Vuzix Corp. is refining its personal 2D and 3D video eyewear, ever so slowly, into something regular folks might consider wearing on the T. More importantly, the new eyewear represents a step toward a more seamless kind of augmented reality environment, one with wearable displays that are as lightweight and unobtrusive as eyeglasses or contact lenses, such as the AR lens concept recently announced by the University of Washington.

Vuzix’s latest headset, the Wrap 310, looks more like a pair of sunglasses than the Geordi La Forge headbands that preceded it or the prototypical “range hoods’’ that the MIT kids were sporting around campus a few years ago.

The Wrap 310 (due this fall, for about $250) will come with a choice of lens colors. You will be able to focus each of its lenses for viewing video, without your prescription glasses.

As with hearing aids that resemble earrings, there will soon be a big market for eyewear based on the Wrap 310. Seniors will be likelier to use the assisted-cognition AR apps that AI experts are developing - to help them remember names and faces, among other things - if they can view the apps in something more attractive than “cataract sunglasses.’’

Vuzix is not billing the Wrap 310 as an AR headset. Rather, it says the device is ideal for watching movies in public “without attracting stares.’’ (It connects to the iPhone and other media players.)

But Vuzix sees its future in AR. The company this fall also plans to release a clip-on USB camera, the CamAR, for use in real and virtual spaces with the Wrap and other Vuzix headsets.

Since the Wrap 310 connects to the iPhone and other hand-held devices, you should be able to use the headset to explore existing AR apps.

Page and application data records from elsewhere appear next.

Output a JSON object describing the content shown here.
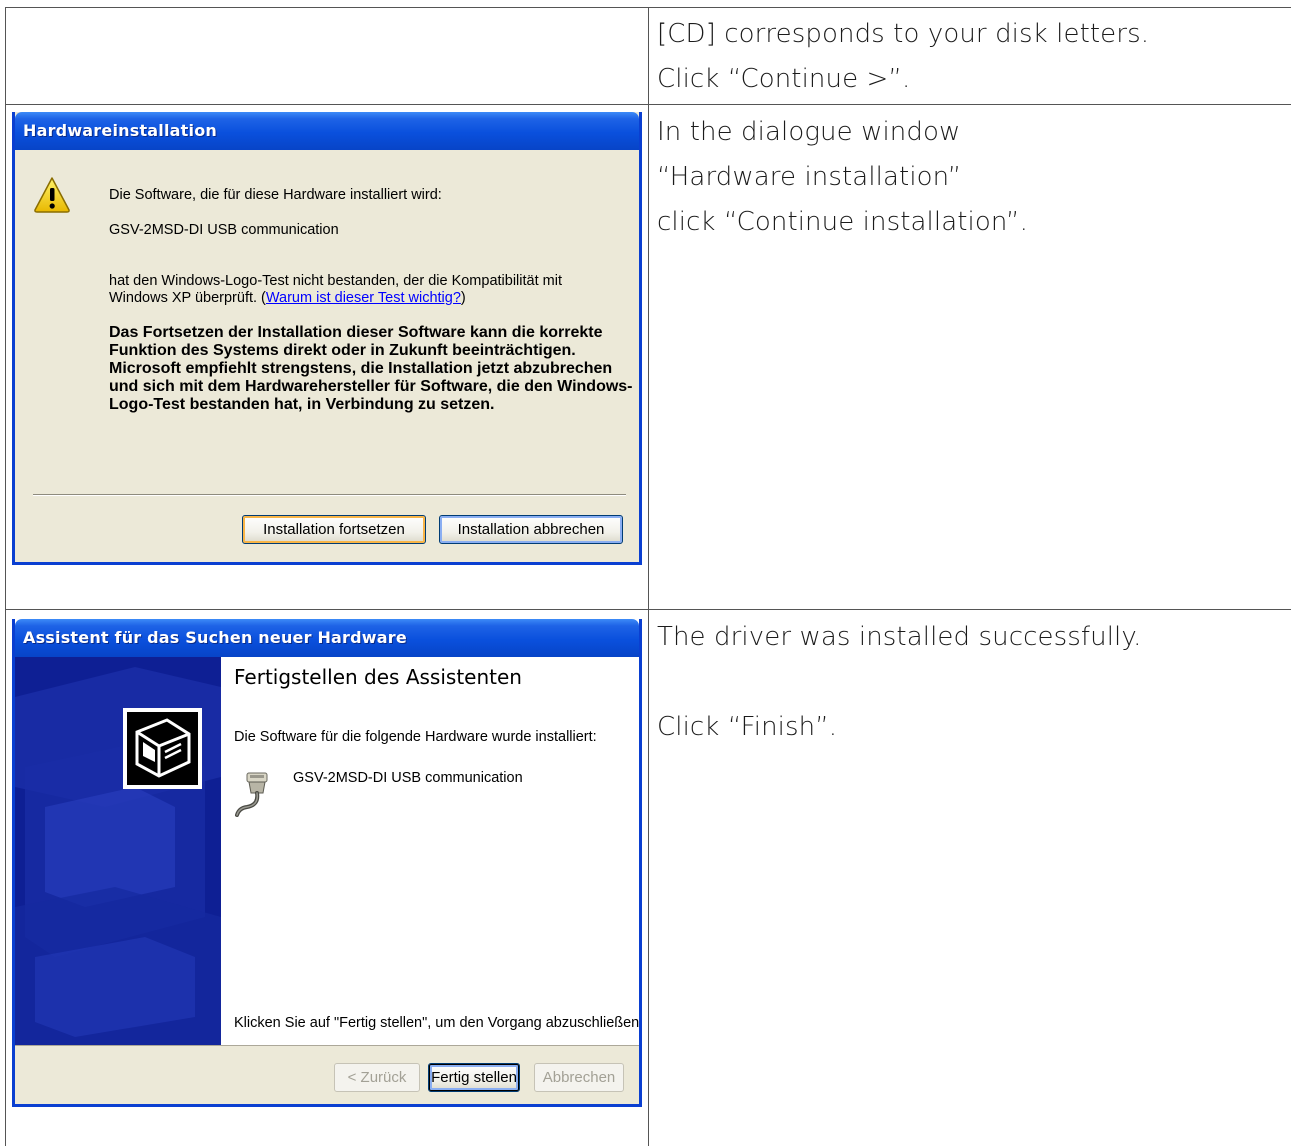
{
  "rows": [
    {
      "description": [
        "[CD] corresponds to your disk letters.",
        "Click “Continue >”."
      ]
    },
    {
      "description": [
        "In the dialogue window",
        "“Hardware installation”",
        "click “Continue installation”."
      ]
    },
    {
      "description": [
        "The driver was installed successfully.",
        "",
        "Click “Finish”."
      ]
    }
  ],
  "hardware_dialog": {
    "title": "Hardwareinstallation",
    "icon": "warning-icon",
    "line1": "Die Software, die für diese Hardware installiert wird:",
    "device": "GSV-2MSD-DI USB communication",
    "logo_test_line1": "hat den Windows-Logo-Test nicht bestanden, der die Kompatibilität mit",
    "logo_test_line2_prefix": "Windows XP überprüft. (",
    "logo_test_link": "Warum ist dieser Test wichtig?",
    "logo_test_line2_suffix": ")",
    "warning_bold": "Das Fortsetzen der Installation dieser Software kann die korrekte Funktion des Systems direkt oder in Zukunft beeinträchtigen. Microsoft empfiehlt strengstens, die Installation jetzt abzubrechen und sich mit dem Hardwarehersteller für Software, die den Windows-Logo-Test bestanden hat, in Verbindung zu setzen.",
    "continue_button": "Installation fortsetzen",
    "cancel_button": "Installation abbrechen"
  },
  "wizard_dialog": {
    "title": "Assistent für das Suchen neuer Hardware",
    "heading": "Fertigstellen des Assistenten",
    "installed_text": "Die Software für die folgende Hardware wurde installiert:",
    "device": "GSV-2MSD-DI USB communication",
    "device_icon": "usb-device-icon",
    "finish_hint": "Klicken Sie auf \"Fertig stellen\", um den Vorgang abzuschließen.",
    "back_button": "< Zurück",
    "finish_button": "Fertig stellen",
    "cancel_button": "Abbrechen"
  }
}
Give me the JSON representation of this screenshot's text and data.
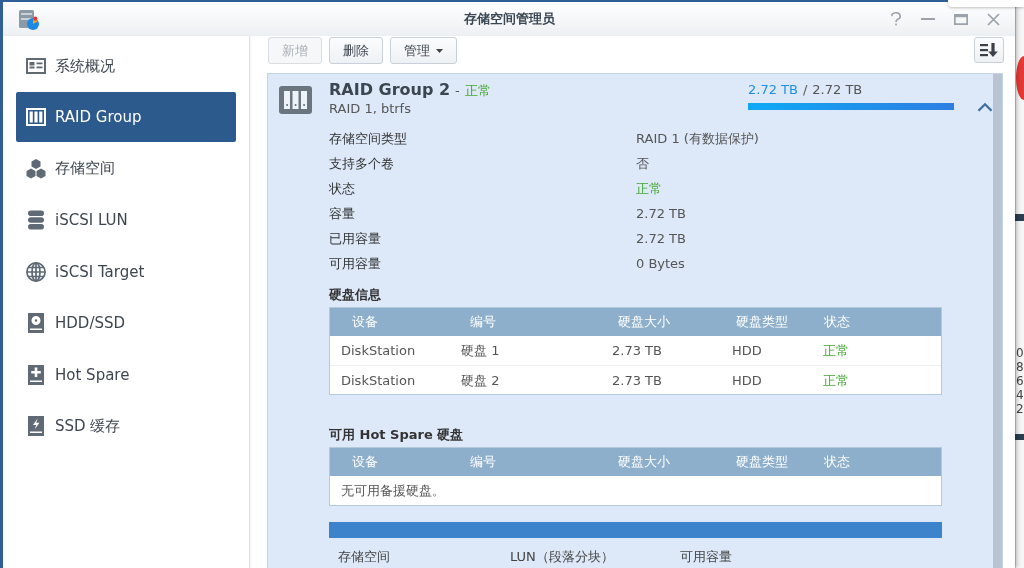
{
  "window": {
    "title": "存储空间管理员"
  },
  "sidebar": {
    "items": [
      {
        "label": "系统概况",
        "kind": "overview",
        "selected": false
      },
      {
        "label": "RAID Group",
        "kind": "raid",
        "selected": true
      },
      {
        "label": "存储空间",
        "kind": "storage",
        "selected": false
      },
      {
        "label": "iSCSI LUN",
        "kind": "lun",
        "selected": false
      },
      {
        "label": "iSCSI Target",
        "kind": "target",
        "selected": false
      },
      {
        "label": "HDD/SSD",
        "kind": "hdd",
        "selected": false
      },
      {
        "label": "Hot Spare",
        "kind": "hotspare",
        "selected": false
      },
      {
        "label": "SSD 缓存",
        "kind": "cache",
        "selected": false
      }
    ]
  },
  "toolbar": {
    "buttons": [
      {
        "label": "新增",
        "disabled": true,
        "dropdown": false
      },
      {
        "label": "删除",
        "disabled": false,
        "dropdown": false
      },
      {
        "label": "管理",
        "disabled": false,
        "dropdown": true
      }
    ]
  },
  "raid_group": {
    "name": "RAID Group 2",
    "separator": "-",
    "status": "正常",
    "healthy": true,
    "subtitle": "RAID 1, btrfs",
    "usage": {
      "used": "2.72 TB",
      "separator": "/",
      "total": "2.72 TB",
      "level": 1
    },
    "expanded": true,
    "details": [
      {
        "label": "存储空间类型",
        "value": "RAID 1 (有数据保护)",
        "kind": "text"
      },
      {
        "label": "支持多个卷",
        "value": "否",
        "kind": "text"
      },
      {
        "label": "状态",
        "value": "正常",
        "kind": "status"
      },
      {
        "label": "容量",
        "value": "2.72 TB",
        "kind": "text"
      },
      {
        "label": "已用容量",
        "value": "2.72 TB",
        "kind": "text"
      },
      {
        "label": "可用容量",
        "value": "0 Bytes",
        "kind": "text"
      }
    ],
    "disk_info": {
      "title": "硬盘信息",
      "columns": [
        "设备",
        "编号",
        "硬盘大小",
        "硬盘类型",
        "状态"
      ],
      "rows": [
        {
          "device": "DiskStation",
          "number": "硬盘 1",
          "size": "2.73 TB",
          "type": "HDD",
          "status": "正常",
          "healthy": true
        },
        {
          "device": "DiskStation",
          "number": "硬盘 2",
          "size": "2.73 TB",
          "type": "HDD",
          "status": "正常",
          "healthy": true
        }
      ]
    },
    "hot_spare": {
      "title": "可用 Hot Spare 硬盘",
      "columns": [
        "设备",
        "编号",
        "硬盘大小",
        "硬盘类型",
        "状态"
      ],
      "empty_text": "无可用备援硬盘。"
    },
    "volumes": {
      "columns": [
        "存储空间",
        "LUN（段落分块）",
        "可用容量"
      ]
    }
  },
  "background": {
    "labels": [
      "0",
      "8",
      "6",
      "4",
      "2"
    ]
  }
}
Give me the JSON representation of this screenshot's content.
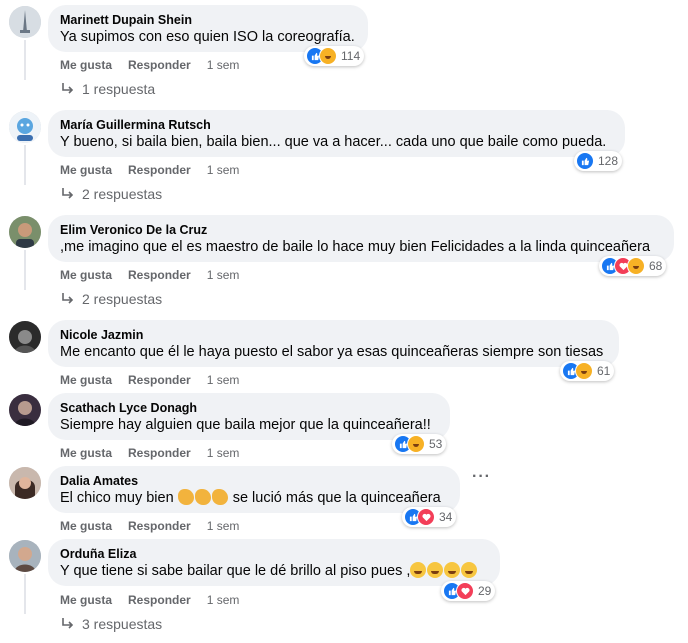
{
  "actions": {
    "like": "Me gusta",
    "reply": "Responder"
  },
  "comments": [
    {
      "author": "Marinett Dupain Shein",
      "text": "Ya supimos con eso quien ISO la coreografía.",
      "time": "1 sem",
      "reaction_count": "114",
      "reactions": [
        "like",
        "haha"
      ],
      "replies_label": "1 respuesta"
    },
    {
      "author": "María Guillermina Rutsch",
      "text": "Y bueno, si baila bien, baila bien... que va a hacer... cada uno que baile como pueda.",
      "time": "1 sem",
      "reaction_count": "128",
      "reactions": [
        "like"
      ],
      "replies_label": "2 respuestas"
    },
    {
      "author": "Elim Veronico De la Cruz",
      "text": ",me imagino que el es maestro de baile lo hace muy bien Felicidades a la linda quinceañera",
      "time": "1 sem",
      "reaction_count": "68",
      "reactions": [
        "like",
        "love",
        "haha"
      ],
      "replies_label": "2 respuestas"
    },
    {
      "author": "Nicole Jazmin",
      "text": "Me encanto que él le haya puesto el sabor ya esas quinceañeras siempre son tiesas",
      "time": "1 sem",
      "reaction_count": "61",
      "reactions": [
        "like",
        "haha"
      ]
    },
    {
      "author": "Scathach Lyce Donagh",
      "text": "Siempre hay alguien que baila mejor que la quinceañera!!",
      "time": "1 sem",
      "reaction_count": "53",
      "reactions": [
        "like",
        "haha"
      ]
    },
    {
      "author": "Dalia Amates",
      "text_before": "El chico muy bien",
      "text_after": "se lució más que la quinceañera",
      "time": "1 sem",
      "reaction_count": "34",
      "reactions": [
        "like",
        "love"
      ]
    },
    {
      "author": "Orduña Eliza",
      "text": "Y que tiene si sabe bailar que le dé brillo al piso pues ,",
      "time": "1 sem",
      "reaction_count": "29",
      "reactions": [
        "like",
        "love"
      ],
      "replies_label": "3 respuestas"
    }
  ],
  "icons": {
    "more": "more-options-icon",
    "reply_arrow": "reply-arrow-icon"
  },
  "colors": {
    "like": "#1877f2",
    "love": "#f33e58",
    "haha": "#f7b125",
    "bubble": "#f0f2f5",
    "meta": "#65676b"
  }
}
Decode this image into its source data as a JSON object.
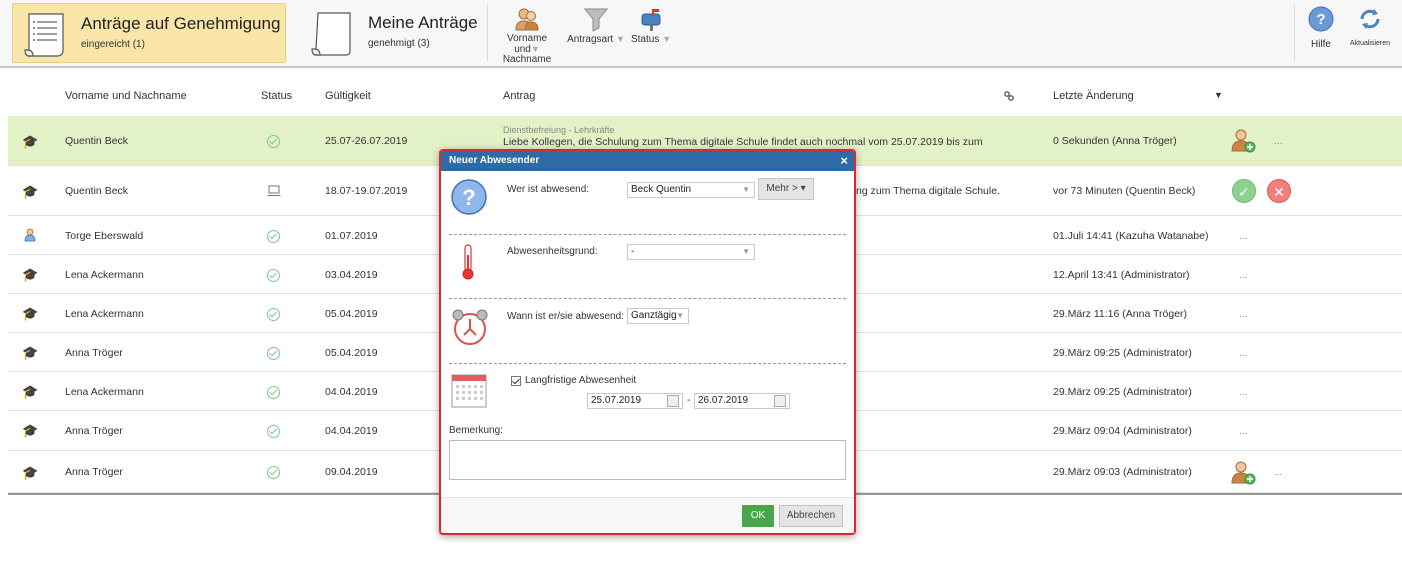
{
  "toolbar": {
    "tabs": [
      {
        "title": "Anträge auf Genehmigung",
        "sub": "eingereicht (1)"
      },
      {
        "title": "Meine Anträge",
        "sub": "genehmigt (3)"
      }
    ],
    "filters": [
      {
        "line1": "Vorname und",
        "line2": "Nachname"
      },
      {
        "line1": "Antragsart",
        "line2": ""
      },
      {
        "line1": "Status",
        "line2": ""
      }
    ],
    "help_label": "Hilfe",
    "refresh_label": "Aktualisieren"
  },
  "table": {
    "headers": {
      "name": "Vorname und Nachname",
      "status": "Status",
      "validity": "Gültigkeit",
      "request": "Antrag",
      "last_change": "Letzte Änderung"
    },
    "rows": [
      {
        "name": "Quentin Beck",
        "validity": "25.07-26.07.2019",
        "category": "Dienstbefreiung - Lehrkräfte",
        "request": "Liebe Kollegen, die Schulung zum Thema digitale Schule findet auch nochmal vom 25.07.2019 bis zum",
        "last_change": "0 Sekunden (Anna Tröger)"
      },
      {
        "name": "Quentin Beck",
        "validity": "18.07-19.07.2019",
        "category": "",
        "request": "ng zum Thema digitale Schule.",
        "last_change": "vor 73 Minuten (Quentin Beck)"
      },
      {
        "name": "Torge Eberswald",
        "validity": "01.07.2019",
        "category": "",
        "request": "",
        "last_change": "01.Juli 14:41 (Kazuha Watanabe)"
      },
      {
        "name": "Lena Ackermann",
        "validity": "03.04.2019",
        "category": "",
        "request": "",
        "last_change": "12.April 13:41 (Administrator)"
      },
      {
        "name": "Lena Ackermann",
        "validity": "05.04.2019",
        "category": "",
        "request": "",
        "last_change": "29.März 11:16 (Anna Tröger)"
      },
      {
        "name": "Anna Tröger",
        "validity": "05.04.2019",
        "category": "",
        "request": "",
        "last_change": "29.März 09:25 (Administrator)"
      },
      {
        "name": "Lena Ackermann",
        "validity": "04.04.2019",
        "category": "",
        "request": "",
        "last_change": "29.März 09:25 (Administrator)"
      },
      {
        "name": "Anna Tröger",
        "validity": "04.04.2019",
        "category": "",
        "request": "",
        "last_change": "29.März 09:04 (Administrator)"
      },
      {
        "name": "Anna Tröger",
        "validity": "09.04.2019",
        "category": "",
        "request": "",
        "last_change": "29.März 09:03 (Administrator)"
      }
    ],
    "more": "..."
  },
  "dialog": {
    "title": "Neuer Abwesender",
    "who_label": "Wer ist abwesend:",
    "who_value": "Beck Quentin",
    "more_button": "Mehr > ▾",
    "reason_label": "Abwesenheitsgrund:",
    "reason_value": "-",
    "when_label": "Wann ist er/sie abwesend:",
    "when_value": "Ganztägig",
    "longterm_label": "Langfristige Abwesenheit",
    "date_from": "25.07.2019",
    "date_sep": "-",
    "date_to": "26.07.2019",
    "remark_label": "Bemerkung:",
    "ok": "OK",
    "cancel": "Abbrechen"
  }
}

With Wikitude (www.wikitude.org), for example, you can instantly read factoids about a landmark that your phone’s camera is pointing at. Another app, TwittAround, shows tweets that are being generated nearby and indicates the directions from which they are originating.

Mobile phones

From Nokia, a cellphone with a twist

Verizon Wireless last week released the Nokia 7705 Twist, a pretty (and pretty small) square phone that fans out to reveal a full keypad.

The keypad has hot buttons for quick access to music, mail, and the Web. The phone also has a handy post-to-blog function, for photobloggers and perhaps for typists who are quick with tiny keys.

The Twist has a changeable faceplate, if you prefer purple to black, for example. It also has a 3-megapixel camera.

That somehow strikes me as impressive for a phone which, when folded, measures less than 2 3/4 inches by 2 3/4 inches, and a little more than a half-inch thick. To use the camera, you must open the phone.

The cutest thing about the Twist is its programmable Contact Light Ring, a mood ring of sorts that glows in six colors, to identify callers.

The Twist also has a vanity mirror, so you can check your lipstick before snapping that updated profile shot for your Facebook account.